  Rat and Mouse Poison Ingestion By Dana Dietrich, DVM Emergency Veterinarian, Internal Medicine Specialist   Rat and mouse poison is not only poisonous to rodents but also to our family pets. There are several types of rat poison that can cause different types of clinical signs. The most commonly used rat poison causes bleeding. When you discover your pet has eaten the poison or even if you just suspect it, you should take them to a veterinarian immediately. If ... Full Story

Cat Found: Carter Lake area

A friendly cat has been staying in a home at the north end of Carter Lake since last Sunday. It is obviously a pet, but has no identification. If you think this might be your pet, call 720-272-0355 and describe  the cat.

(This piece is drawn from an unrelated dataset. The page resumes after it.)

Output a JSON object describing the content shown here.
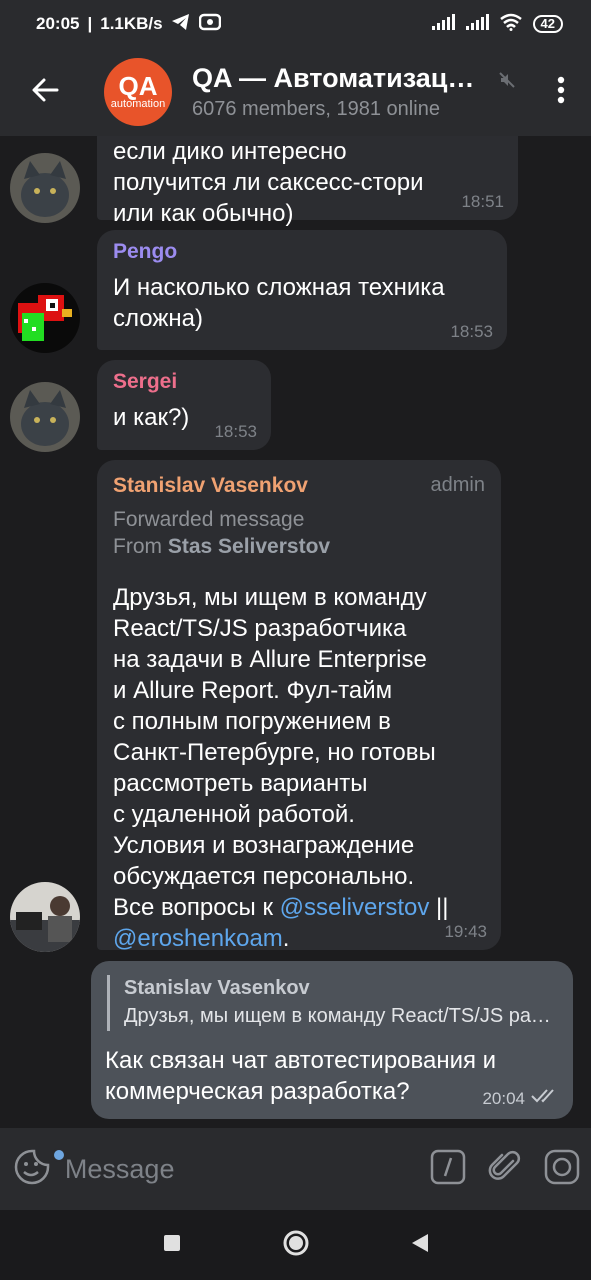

Why Can’t My Cat Breathe?

Why Can’t My Cat Breathe?

        By Crystal Connor, DVM Emergency Veterinarian Respiratory distress, also referred to as dyspnea (disp-ne´ah), can present in different ways when it comes to our feline friends. The underlying cause can be from various conditions related to either the upper or lower respiratory tract. In some situations, the dyspnea can even be secondary to heart disease or problems outside of the lungs. Clinical symptoms that may indicate your cat is having ... Full Story

Diabetes and your pet

Diabetes and your pet

    Emergency Complications of Diabetes Mellitus By Dr. Laura Higgins Emergency Veterinarian Diabetes mellitus is a relatively common disorder in both dogs and cats. The disease is characterized by persistently elevated blood sugar secondary to either low insulin levels or insulin resistance. Both cats and dogs have an excellent prognosis for a good quality of life when treated and monitored appropriately. This article will focus only on the emergency situations ... Full Story

Page 1 of 212